Richard A. Walker celebrates his book Pictures of a Gone City: Tech and the Dark Side of Prosperity in the San Francisco Bay Area from PM Press. This sweeping account of the Bay Area in the age of the tech boom covers many bases. —"Book Talk," City Lights Bookstore podcast, http://www.citylightspodcast.com/richard-a-walker/
"Walker has given us a brilliantly accessible and fact-laden political economy of the San Francisco Bay Area—America's richest and fastest changing metropolis. Pictures of a Gone City explains both the miracle of Silicon Valley and the heavy price, in growing inequality, unaffordability, and environmental impact, that the Bay Area is paying for it.” —Wendy Brown, author, Undoing the Demos: Neoliberalism's Stealth Revolution
"With Pictures of a Gone City, California’s greatest geographer tells us how the Bay Area has become the global center of hi-tech capitalism. Drawing on a lifetime of research, Richard Walker dismantles the mythology of the New Economy, placing its creativity in a long history of power, work, and struggles for justice." —Jason W. Moore, author, Capitalism in the Web of Life
"...a tour de force of class analysis, geographic history, and prediction of the future of the Bay Area’s tech sector." —Max Moorhead, The Brooklyn Rail
"Pictures of a Gone City is a remarkably instructive, richly researched, and masterfully crafted reflection on the perils of what passes for progress and prosperity under the modern system of class rule that we call capitalism." —Paul Street, www.nyjournalofbooks.com
"The Bay Area’s tech boom and the `dark side of prosperity': Q&A with Richard Walker.
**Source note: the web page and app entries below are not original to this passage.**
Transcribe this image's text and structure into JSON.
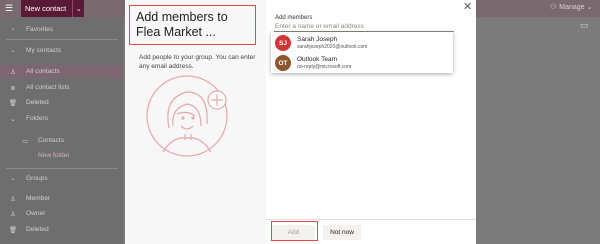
{
  "app": {
    "new_contact_label": "New contact",
    "manage_label": "Manage"
  },
  "sidebar": {
    "favorites": "Favorites",
    "my_contacts": "My contacts",
    "items": [
      {
        "label": "All contacts",
        "icon": "person-icon"
      },
      {
        "label": "All contact lists",
        "icon": "list-icon"
      },
      {
        "label": "Deleted",
        "icon": "trash-icon"
      },
      {
        "label": "Folders",
        "icon": "folder-icon"
      }
    ],
    "folder_items": [
      "Contacts",
      "New folder"
    ],
    "groups_header": "Groups",
    "group_items": [
      {
        "label": "Member",
        "icon": "person-icon"
      },
      {
        "label": "Owner",
        "icon": "person-icon"
      },
      {
        "label": "Deleted",
        "icon": "trash-icon"
      }
    ]
  },
  "dialog": {
    "title": "Add members to Flea Market ...",
    "description": "Add people to your group. You can enter any email address.",
    "field_label": "Add members",
    "field_placeholder": "Enter a name or email address",
    "suggestions": [
      {
        "initials": "SJ",
        "name": "Sarah Joseph",
        "email": "sarahjoseph2020@outlook.com",
        "color": "#d13438"
      },
      {
        "initials": "OT",
        "name": "Outlook Team",
        "email": "no-reply@microsoft.com",
        "color": "#8e562e"
      }
    ],
    "add_button": "Add",
    "not_now_button": "Not now",
    "highlight_color": "#e04a4a"
  }
}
The geographer Richard Walker is out with an unflinching examination of the San Francisco Bay Area, the epicenter of the tech boom—and he opens the book with a poem published more than a half-century before the iPhone: 'The world is a beautiful place / to be born into / if you don’t mind happiness / not always being / so very much fun / if you don’t mind a touch of hell / now and then / just when everything is fine / because even in heaven / they don’t sing / all the time,' it begins. The work by Lawrence Ferlinghetti—Pictures of a Gone World—has always resonated with Walker, and it inspired the title of his new book: Pictures of a Gone City: Tech and the Dark Side of Prosperity in the San Francisco Bay Area." —San Jose Mercury News
"Richard Walker is quoted multiple times in the article talking about the ridiculous price of housing in the San Francisco Bay Area, with a link to the book as well: 'It sounds ridiculous, but it’s not,' said Richard A. Walker, a professor emeritus of geography at U.C. Berkeley and the author of a recent book about the tech boom and displacement in the Bay Area. As the tech industry has drawn legions of highly paid workers to the area, home prices aren’t the only thing that has gone up. Transportation, utilities and food are also costly... 'The very success of the place undermines the viability of life for at least the lower half, if not the lower two-thirds,' Mr. Walker said, 'And those are the people who get forgotten in the narrative of the glamour of tech changing the world.'" —New York Times
"Walker’s new book is urban geography for our times. It illuminates the basic crisis and contradiction of the San Francisco Bay Area, which is an example of capitalism at its most innovative and dynamic, and simultaneously the site of severe inequality and failing public policies and infrastructure. Walker has lived and worked in the Bay Area for most of his life. I was delighted to speak with him about topics ranging from the real geographic definition of the Bay Area, to its history of innovation (stretching back to the Gold Rush days), to the contemporary movements that might help the Bay Area reclaim its radical roots." —City Lab (extension of The Atlantic Magazine)